**Requirement**
The answer must consist of each line below that contains the string "false".

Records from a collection
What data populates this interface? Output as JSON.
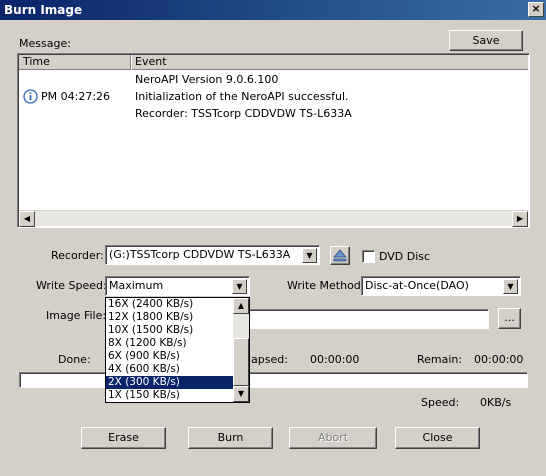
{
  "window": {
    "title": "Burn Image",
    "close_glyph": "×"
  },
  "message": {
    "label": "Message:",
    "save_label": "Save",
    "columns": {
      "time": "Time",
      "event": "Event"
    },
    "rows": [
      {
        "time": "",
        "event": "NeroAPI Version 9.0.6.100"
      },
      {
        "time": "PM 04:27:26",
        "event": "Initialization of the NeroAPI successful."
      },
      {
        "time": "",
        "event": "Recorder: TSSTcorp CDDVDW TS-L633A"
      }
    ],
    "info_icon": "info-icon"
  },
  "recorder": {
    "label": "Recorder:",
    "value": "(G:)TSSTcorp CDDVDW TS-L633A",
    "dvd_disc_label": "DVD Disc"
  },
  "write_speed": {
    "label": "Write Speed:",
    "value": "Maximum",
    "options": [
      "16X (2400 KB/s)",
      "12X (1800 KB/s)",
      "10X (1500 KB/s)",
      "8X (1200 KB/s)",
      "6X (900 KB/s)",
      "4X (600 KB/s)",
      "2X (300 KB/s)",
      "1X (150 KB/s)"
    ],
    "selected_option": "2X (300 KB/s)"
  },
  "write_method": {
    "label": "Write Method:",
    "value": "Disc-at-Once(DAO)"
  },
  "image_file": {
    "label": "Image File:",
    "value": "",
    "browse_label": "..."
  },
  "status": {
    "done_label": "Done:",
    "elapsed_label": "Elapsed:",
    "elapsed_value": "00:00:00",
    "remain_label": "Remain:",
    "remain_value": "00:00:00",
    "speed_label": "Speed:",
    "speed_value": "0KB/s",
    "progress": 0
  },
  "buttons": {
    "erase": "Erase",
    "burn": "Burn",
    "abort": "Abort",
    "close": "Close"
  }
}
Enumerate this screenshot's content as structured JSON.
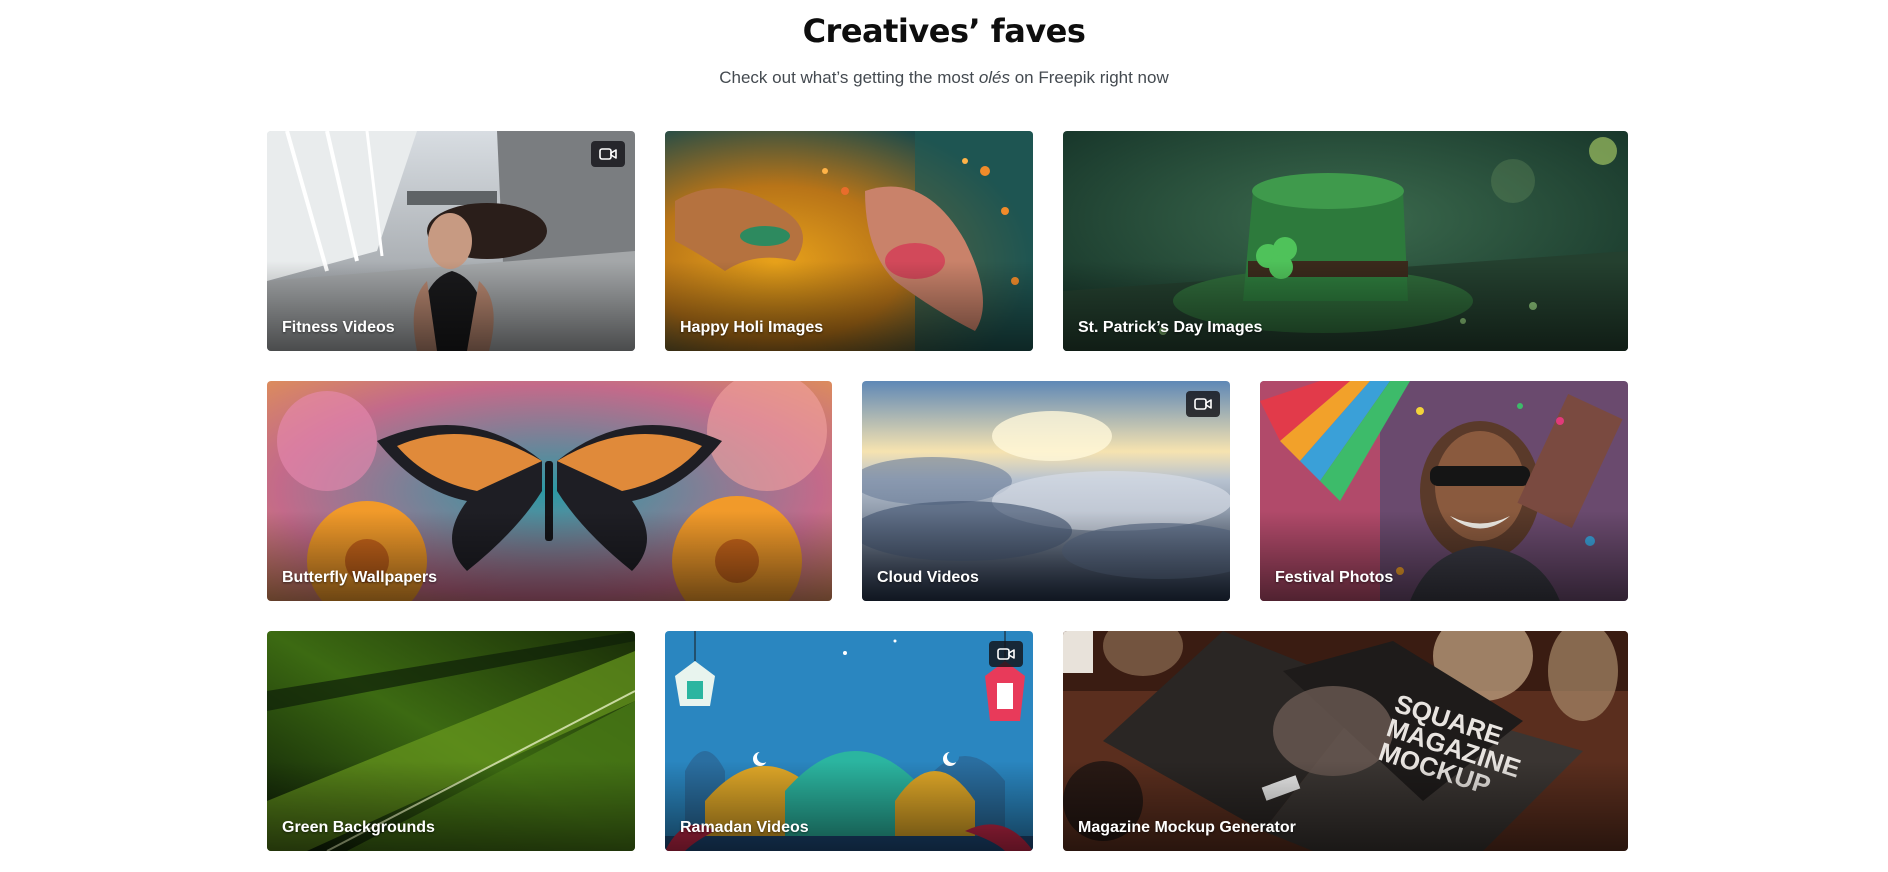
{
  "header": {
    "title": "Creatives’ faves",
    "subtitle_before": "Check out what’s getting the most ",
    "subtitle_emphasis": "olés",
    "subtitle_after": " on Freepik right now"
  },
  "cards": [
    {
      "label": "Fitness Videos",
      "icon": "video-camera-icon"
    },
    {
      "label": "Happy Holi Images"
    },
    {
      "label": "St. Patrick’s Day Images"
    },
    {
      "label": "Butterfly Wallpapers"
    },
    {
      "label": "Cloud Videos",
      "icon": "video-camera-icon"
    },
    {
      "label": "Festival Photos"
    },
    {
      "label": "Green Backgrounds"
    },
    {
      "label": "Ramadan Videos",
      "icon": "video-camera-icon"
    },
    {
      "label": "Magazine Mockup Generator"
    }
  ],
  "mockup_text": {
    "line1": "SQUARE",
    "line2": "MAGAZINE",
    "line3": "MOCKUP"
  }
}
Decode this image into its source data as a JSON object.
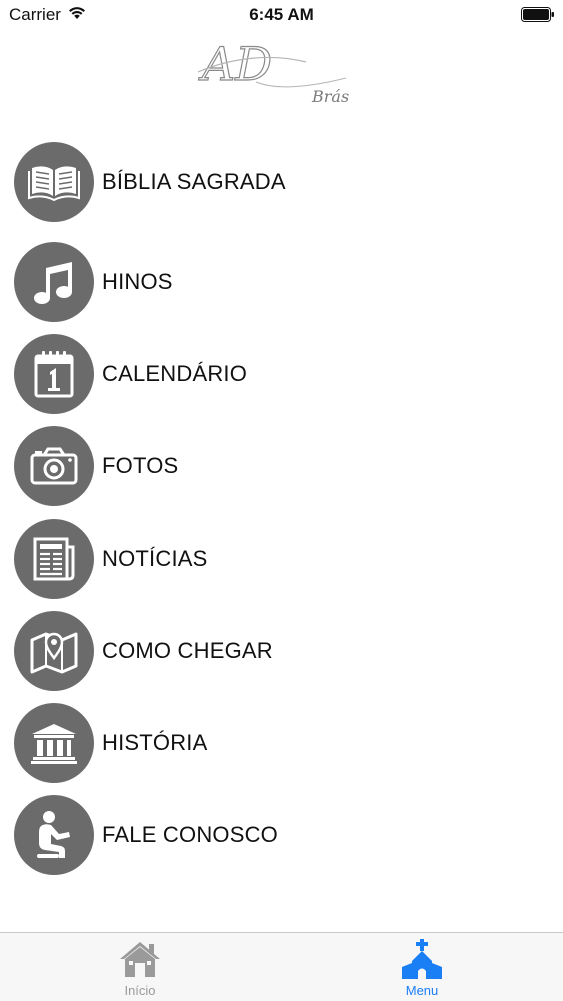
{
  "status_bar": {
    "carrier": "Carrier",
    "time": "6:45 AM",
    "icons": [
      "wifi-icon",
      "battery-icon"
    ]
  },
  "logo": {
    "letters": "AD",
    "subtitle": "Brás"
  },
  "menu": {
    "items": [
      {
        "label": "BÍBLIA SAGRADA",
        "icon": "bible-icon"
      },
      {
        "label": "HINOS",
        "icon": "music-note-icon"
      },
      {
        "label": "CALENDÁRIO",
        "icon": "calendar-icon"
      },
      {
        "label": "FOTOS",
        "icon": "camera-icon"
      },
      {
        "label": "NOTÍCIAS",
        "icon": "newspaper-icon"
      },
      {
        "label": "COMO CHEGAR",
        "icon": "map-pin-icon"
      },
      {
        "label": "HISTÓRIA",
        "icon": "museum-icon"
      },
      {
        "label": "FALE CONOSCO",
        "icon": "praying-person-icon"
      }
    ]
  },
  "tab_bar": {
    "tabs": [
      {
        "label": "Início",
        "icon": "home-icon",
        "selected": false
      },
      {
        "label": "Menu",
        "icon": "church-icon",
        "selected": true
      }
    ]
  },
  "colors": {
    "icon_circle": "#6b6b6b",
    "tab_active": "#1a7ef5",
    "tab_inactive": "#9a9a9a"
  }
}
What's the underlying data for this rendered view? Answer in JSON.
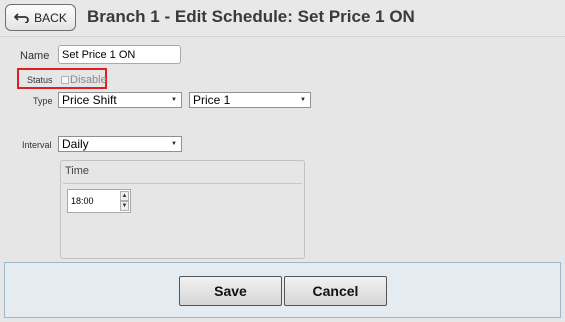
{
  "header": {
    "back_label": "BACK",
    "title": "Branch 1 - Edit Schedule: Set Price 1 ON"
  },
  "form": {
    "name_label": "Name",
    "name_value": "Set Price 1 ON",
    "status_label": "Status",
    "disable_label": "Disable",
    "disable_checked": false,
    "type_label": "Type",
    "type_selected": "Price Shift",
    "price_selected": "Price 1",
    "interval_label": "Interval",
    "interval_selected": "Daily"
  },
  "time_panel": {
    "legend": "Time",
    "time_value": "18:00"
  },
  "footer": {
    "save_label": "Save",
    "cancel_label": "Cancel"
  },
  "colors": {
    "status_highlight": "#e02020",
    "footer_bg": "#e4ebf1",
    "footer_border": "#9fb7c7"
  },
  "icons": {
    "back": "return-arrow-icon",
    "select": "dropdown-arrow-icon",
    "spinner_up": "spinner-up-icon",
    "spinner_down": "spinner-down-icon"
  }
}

**Reply**
        "selected": false
    "disable_checked": false,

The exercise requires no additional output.